EXERCISE:
Exact copies of all the lines below are required, with the pictures omitted.

DATA EXTRACT:
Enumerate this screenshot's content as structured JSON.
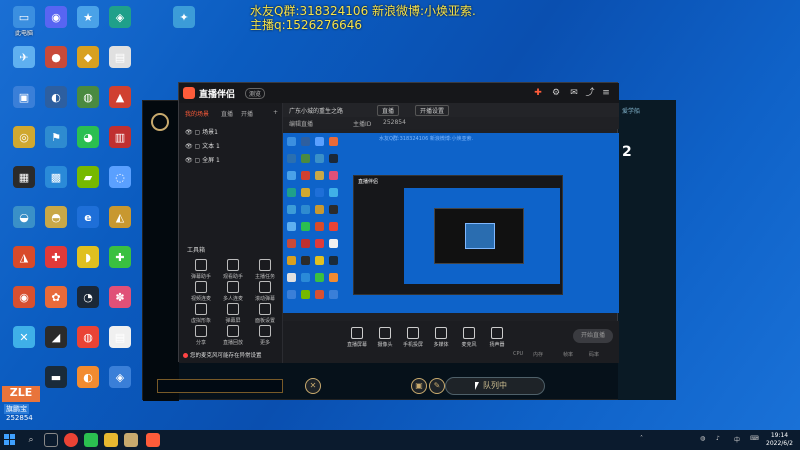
{
  "overlay": {
    "line1": "水友Q群:318324106 新浪微博:小焕亚索.",
    "line2": "主播q:1526276646"
  },
  "desktop_icons": [
    {
      "label": "此电脑",
      "color": "#3b8fe0",
      "glyph": "▭"
    },
    {
      "label": "",
      "color": "#2a6fb0",
      "glyph": "◉"
    },
    {
      "label": "",
      "color": "#4aa2e8",
      "glyph": "★"
    },
    {
      "label": "",
      "color": "#1fa08a",
      "glyph": "◈"
    },
    {
      "label": "",
      "color": "#3c9cd8",
      "glyph": "✦"
    },
    {
      "label": "",
      "color": "#5fb0f0",
      "glyph": "✈"
    },
    {
      "label": "",
      "color": "#c84a3a",
      "glyph": "●"
    },
    {
      "label": "",
      "color": "#d8a020",
      "glyph": "◆"
    },
    {
      "label": "",
      "color": "#e0e0e0",
      "glyph": "▤"
    },
    {
      "label": "",
      "color": "#3a7fd8",
      "glyph": "▣"
    },
    {
      "label": "",
      "color": "#2d5fa0",
      "glyph": "◐"
    },
    {
      "label": "",
      "color": "#4a8a40",
      "glyph": "◍"
    },
    {
      "label": "",
      "color": "#d04030",
      "glyph": "▲"
    },
    {
      "label": "",
      "color": "#d0a830",
      "glyph": "◎"
    },
    {
      "label": "",
      "color": "#2e8bd0",
      "glyph": "⚑"
    },
    {
      "label": "",
      "color": "#2bbf50",
      "glyph": "◕"
    },
    {
      "label": "",
      "color": "#c03030",
      "glyph": "▥"
    },
    {
      "label": "",
      "color": "#2b2b2b",
      "glyph": "▦"
    },
    {
      "label": "",
      "color": "#2a8ad8",
      "glyph": "▩"
    },
    {
      "label": "",
      "color": "#76b900",
      "glyph": "▰"
    },
    {
      "label": "",
      "color": "#5aa0ff",
      "glyph": "◌"
    },
    {
      "label": "",
      "color": "#3a90c8",
      "glyph": "◒"
    },
    {
      "label": "",
      "color": "#c8a848",
      "glyph": "◓"
    },
    {
      "label": "",
      "color": "#1e6fd8",
      "glyph": "e"
    },
    {
      "label": "",
      "color": "#c89830",
      "glyph": "◭"
    },
    {
      "label": "",
      "color": "#d84a2a",
      "glyph": "◮"
    },
    {
      "label": "",
      "color": "#e03a3a",
      "glyph": "✚"
    },
    {
      "label": "",
      "color": "#e0c020",
      "glyph": "◗"
    },
    {
      "label": "",
      "color": "#3ac040",
      "glyph": "✚"
    },
    {
      "label": "",
      "color": "#d85030",
      "glyph": "◉"
    },
    {
      "label": "",
      "color": "#e86a3a",
      "glyph": "✿"
    },
    {
      "label": "",
      "color": "#1b2838",
      "glyph": "◔"
    },
    {
      "label": "",
      "color": "#e05078",
      "glyph": "✽"
    },
    {
      "label": "",
      "color": "#3fb0e8",
      "glyph": "✕"
    },
    {
      "label": "",
      "color": "#2b2b2b",
      "glyph": "◢"
    },
    {
      "label": "",
      "color": "#ea4335",
      "glyph": "◍"
    },
    {
      "label": "",
      "color": "#f0f0f0",
      "glyph": "▤"
    },
    {
      "label": "",
      "color": "#1a2b3a",
      "glyph": "▬"
    },
    {
      "label": "",
      "color": "#f28b30",
      "glyph": "◐"
    },
    {
      "label": "",
      "color": "#3a7fd8",
      "glyph": "◈"
    },
    {
      "label": "",
      "color": "#5865f2",
      "glyph": "◉"
    }
  ],
  "app": {
    "title": "直播伴侣",
    "version": "测览",
    "tabs": [
      "我的场景",
      "直播",
      "开播",
      "+"
    ],
    "scenes": [
      "场景1",
      "文本 1",
      "全屏 1"
    ],
    "tools_title": "工具箱",
    "tools": [
      "弹幕助手",
      "观看助手",
      "主播任务",
      "视频连麦",
      "多人连麦",
      "滚动弹幕",
      "虚拟形象",
      "弹幕屏",
      "面板设置",
      "分享",
      "直播回放",
      "更多"
    ],
    "warning": "您的麦克风可能存在异常设置",
    "toolbar": {
      "stream_title": "广东小城的重生之路",
      "category": "直播",
      "scene_label": "编辑直播",
      "live_label": "开播设置",
      "room": "主播ID",
      "room_value": "252854"
    },
    "bottom_tools": [
      "直播屏幕",
      "摄像头",
      "手机投屏",
      "多媒体",
      "麦克风",
      "扬声器"
    ],
    "start_button": "开始直播",
    "stats": [
      "CPU",
      "内存",
      "帧率",
      "码率"
    ]
  },
  "game": {
    "queue_button": "队列中",
    "right_number": "2",
    "right_lines": [
      "爱学船",
      "",
      "",
      "",
      "",
      ""
    ]
  },
  "badge": {
    "big": "ZLE",
    "name": "旗鹏宝",
    "num": "252854"
  },
  "taskbar": {
    "time": "19:14",
    "date": "2022/6/2"
  },
  "colors": {
    "desktop": "#0b5cc0",
    "app_bg": "#1f2024",
    "accent": "#ff5c3a",
    "overlay_text": "#f7e34a"
  }
}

YOUR RESPONSE:
Enumerate this screenshot's content as structured JSON.
{
  "overlay": {
    "line1": "水友Q群:318324106 新浪微博:小焕亚索.",
    "line2": "主播q:1526276646"
  },
  "desktop_icons": [
    {
      "label": "此电脑",
      "color": "#3b8fe0",
      "glyph": "▭"
    },
    {
      "label": "",
      "color": "#2a6fb0",
      "glyph": "◉"
    },
    {
      "label": "",
      "color": "#4aa2e8",
      "glyph": "★"
    },
    {
      "label": "",
      "color": "#1fa08a",
      "glyph": "◈"
    },
    {
      "label": "",
      "color": "#3c9cd8",
      "glyph": "✦"
    },
    {
      "label": "",
      "color": "#5fb0f0",
      "glyph": "✈"
    },
    {
      "label": "",
      "color": "#c84a3a",
      "glyph": "●"
    },
    {
      "label": "",
      "color": "#d8a020",
      "glyph": "◆"
    },
    {
      "label": "",
      "color": "#e0e0e0",
      "glyph": "▤"
    },
    {
      "label": "",
      "color": "#3a7fd8",
      "glyph": "▣"
    },
    {
      "label": "",
      "color": "#2d5fa0",
      "glyph": "◐"
    },
    {
      "label": "",
      "color": "#4a8a40",
      "glyph": "◍"
    },
    {
      "label": "",
      "color": "#d04030",
      "glyph": "▲"
    },
    {
      "label": "",
      "color": "#d0a830",
      "glyph": "◎"
    },
    {
      "label": "",
      "color": "#2e8bd0",
      "glyph": "⚑"
    },
    {
      "label": "",
      "color": "#2bbf50",
      "glyph": "◕"
    },
    {
      "label": "",
      "color": "#c03030",
      "glyph": "▥"
    },
    {
      "label": "",
      "color": "#2b2b2b",
      "glyph": "▦"
    },
    {
      "label": "",
      "color": "#2a8ad8",
      "glyph": "▩"
    },
    {
      "label": "",
      "color": "#76b900",
      "glyph": "▰"
    },
    {
      "label": "",
      "color": "#5aa0ff",
      "glyph": "◌"
    },
    {
      "label": "",
      "color": "#3a90c8",
      "glyph": "◒"
    },
    {
      "label": "",
      "color": "#c8a848",
      "glyph": "◓"
    },
    {
      "label": "",
      "color": "#1e6fd8",
      "glyph": "e"
    },
    {
      "label": "",
      "color": "#c89830",
      "glyph": "◭"
    },
    {
      "label": "",
      "color": "#d84a2a",
      "glyph": "◮"
    },
    {
      "label": "",
      "color": "#e03a3a",
      "glyph": "✚"
    },
    {
      "label": "",
      "color": "#e0c020",
      "glyph": "◗"
    },
    {
      "label": "",
      "color": "#3ac040",
      "glyph": "✚"
    },
    {
      "label": "",
      "color": "#d85030",
      "glyph": "◉"
    },
    {
      "label": "",
      "color": "#e86a3a",
      "glyph": "✿"
    },
    {
      "label": "",
      "color": "#1b2838",
      "glyph": "◔"
    },
    {
      "label": "",
      "color": "#e05078",
      "glyph": "✽"
    },
    {
      "label": "",
      "color": "#3fb0e8",
      "glyph": "✕"
    },
    {
      "label": "",
      "color": "#2b2b2b",
      "glyph": "◢"
    },
    {
      "label": "",
      "color": "#ea4335",
      "glyph": "◍"
    },
    {
      "label": "",
      "color": "#f0f0f0",
      "glyph": "▤"
    },
    {
      "label": "",
      "color": "#1a2b3a",
      "glyph": "▬"
    },
    {
      "label": "",
      "color": "#f28b30",
      "glyph": "◐"
    },
    {
      "label": "",
      "color": "#3a7fd8",
      "glyph": "◈"
    },
    {
      "label": "",
      "color": "#5865f2",
      "glyph": "◉"
    }
  ],
  "app": {
    "title": "直播伴侣",
    "version": "测览",
    "tabs": [
      "我的场景",
      "直播",
      "开播",
      "+"
    ],
    "scenes": [
      "场景1",
      "文本 1",
      "全屏 1"
    ],
    "tools_title": "工具箱",
    "tools": [
      "弹幕助手",
      "观看助手",
      "主播任务",
      "视频连麦",
      "多人连麦",
      "滚动弹幕",
      "虚拟形象",
      "弹幕屏",
      "面板设置",
      "分享",
      "直播回放",
      "更多"
    ],
    "warning": "您的麦克风可能存在异常设置",
    "toolbar": {
      "stream_title": "广东小城的重生之路",
      "category": "直播",
      "scene_label": "编辑直播",
      "live_label": "开播设置",
      "room": "主播ID",
      "room_value": "252854"
    },
    "bottom_tools": [
      "直播屏幕",
      "摄像头",
      "手机投屏",
      "多媒体",
      "麦克风",
      "扬声器"
    ],
    "start_button": "开始直播",
    "stats": [
      "CPU",
      "内存",
      "帧率",
      "码率"
    ]
  },
  "game": {
    "queue_button": "队列中",
    "right_number": "2",
    "right_lines": [
      "爱学船",
      "",
      "",
      "",
      "",
      ""
    ]
  },
  "badge": {
    "big": "ZLE",
    "name": "旗鹏宝",
    "num": "252854"
  },
  "taskbar": {
    "time": "19:14",
    "date": "2022/6/2"
  },
  "colors": {
    "desktop": "#0b5cc0",
    "app_bg": "#1f2024",
    "accent": "#ff5c3a",
    "overlay_text": "#f7e34a"
  }
}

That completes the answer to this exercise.